For Facilities Management Service providers entering the market
Thursday, September 01, 2016
In this two-part series, Ryan Darnell, Executive Director-Services, Khidmah, blogs about FM service providers entering the market and how FM departments are reviewing to outsource or deliver in-house services…
With the Facilities Management market in the Middle East estimated at $892 billion it is no wonder that many companies view FM as a potential complimentary and lucrative business. But why do so many companies seemingly fail to deliver on self-delivering in-house FM services and where do new service providers go so wrong? While the market may have huge potential for stable returns, so many companies underestimate just what it takes to succeed in FM and how to best structure the service in their Organisation.
FM is high revenue but also a low margin business which relies on leveraging of investment, management and equipment over specialised and large contracts. Many new companies entering the market see the potential market revenue and attractiveness of a stable income to complement their existing business but fail to understand the investment required and just how low the margins can be when competing in an outsourced market where many clients still only award proposals to the lowest bidder without any qualitative analysis.

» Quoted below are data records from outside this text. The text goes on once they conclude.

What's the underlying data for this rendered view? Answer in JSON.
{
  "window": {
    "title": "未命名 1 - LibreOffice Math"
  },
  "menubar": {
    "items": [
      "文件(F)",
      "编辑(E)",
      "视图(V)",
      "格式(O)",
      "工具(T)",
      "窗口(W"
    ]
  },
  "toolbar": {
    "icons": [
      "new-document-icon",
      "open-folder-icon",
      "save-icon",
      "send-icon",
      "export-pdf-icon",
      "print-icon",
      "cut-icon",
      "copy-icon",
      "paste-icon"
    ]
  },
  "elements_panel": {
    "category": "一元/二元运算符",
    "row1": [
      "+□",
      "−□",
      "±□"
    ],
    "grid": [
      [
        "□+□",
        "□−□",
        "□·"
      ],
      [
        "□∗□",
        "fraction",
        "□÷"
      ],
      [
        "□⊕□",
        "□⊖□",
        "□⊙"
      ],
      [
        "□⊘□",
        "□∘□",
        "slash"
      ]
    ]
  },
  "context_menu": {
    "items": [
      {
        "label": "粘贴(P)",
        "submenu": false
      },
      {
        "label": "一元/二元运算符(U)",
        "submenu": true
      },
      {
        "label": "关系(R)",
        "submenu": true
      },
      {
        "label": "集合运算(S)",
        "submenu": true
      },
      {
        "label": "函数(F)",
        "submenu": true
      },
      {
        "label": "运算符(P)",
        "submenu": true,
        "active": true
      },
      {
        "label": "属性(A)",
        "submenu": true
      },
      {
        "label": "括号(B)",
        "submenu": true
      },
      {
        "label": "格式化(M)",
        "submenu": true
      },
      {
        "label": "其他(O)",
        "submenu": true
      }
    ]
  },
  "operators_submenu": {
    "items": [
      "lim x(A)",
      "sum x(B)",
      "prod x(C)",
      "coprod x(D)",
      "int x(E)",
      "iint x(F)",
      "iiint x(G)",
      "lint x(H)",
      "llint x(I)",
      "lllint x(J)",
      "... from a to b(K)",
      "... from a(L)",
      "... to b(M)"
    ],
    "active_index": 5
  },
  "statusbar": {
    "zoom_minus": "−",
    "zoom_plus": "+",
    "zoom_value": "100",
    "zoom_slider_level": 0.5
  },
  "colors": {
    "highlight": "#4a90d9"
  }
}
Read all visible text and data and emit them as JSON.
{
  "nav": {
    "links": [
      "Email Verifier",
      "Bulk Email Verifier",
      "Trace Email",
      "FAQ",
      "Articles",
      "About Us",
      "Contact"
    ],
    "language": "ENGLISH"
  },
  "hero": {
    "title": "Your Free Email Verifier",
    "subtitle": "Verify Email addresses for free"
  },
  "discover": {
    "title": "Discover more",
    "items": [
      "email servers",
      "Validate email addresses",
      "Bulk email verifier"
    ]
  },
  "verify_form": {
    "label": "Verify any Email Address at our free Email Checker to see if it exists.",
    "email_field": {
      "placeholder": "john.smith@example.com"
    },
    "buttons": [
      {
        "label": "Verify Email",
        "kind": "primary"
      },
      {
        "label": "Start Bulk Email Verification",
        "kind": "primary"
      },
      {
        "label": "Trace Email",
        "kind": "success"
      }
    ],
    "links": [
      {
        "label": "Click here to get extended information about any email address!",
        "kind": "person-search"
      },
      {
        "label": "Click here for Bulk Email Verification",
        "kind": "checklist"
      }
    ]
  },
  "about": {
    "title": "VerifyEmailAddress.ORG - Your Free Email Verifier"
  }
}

The FM market has some of the tightest margins across the Real Estate sector and coupled with the investment required to setup a new company, it can be sometime before providers are able to break even and begin paying dividends back to investors. Leveraging computer aided Facilities Management systems, equipment and support functions in a developing market means that providers must either build size and scalability to offset this investment. But the investment does not stop there. Training of staff, building a health and safety culture and ensuring the highest qualities in procurement all require additional reinvestment back into the business if an FM provider seeks to continue to differentiate themselves.
In more developed markets FM providers gear themselves towards a target market or niche area while forming strategic partnerships to allow them to focus on their core business.
This could be as niche as only carrying our data center cleaning through to providing Facilities Management to only corporate clients while outsourcing all direct labor. With the market still not maturing and many FM’s struggling to maintain quality on strategic partnerships, many service providers continue to build their inhouse service offers and having to reinvest back into the business.
With new FM providers continuing to enter the market and others requiring growth to offset investment in the business and survive, the FM market is not set to get easier for service providers competing across the Middle East. If there was one piece of advice I could give to any organisation looking to enter the Facilities Management market it would be this – Facilities Management is has its own unique business model and should not be added as an additional business line to an existing business. The investment in systems, people, quality and the speed in which we operate does not bode well inside other business models.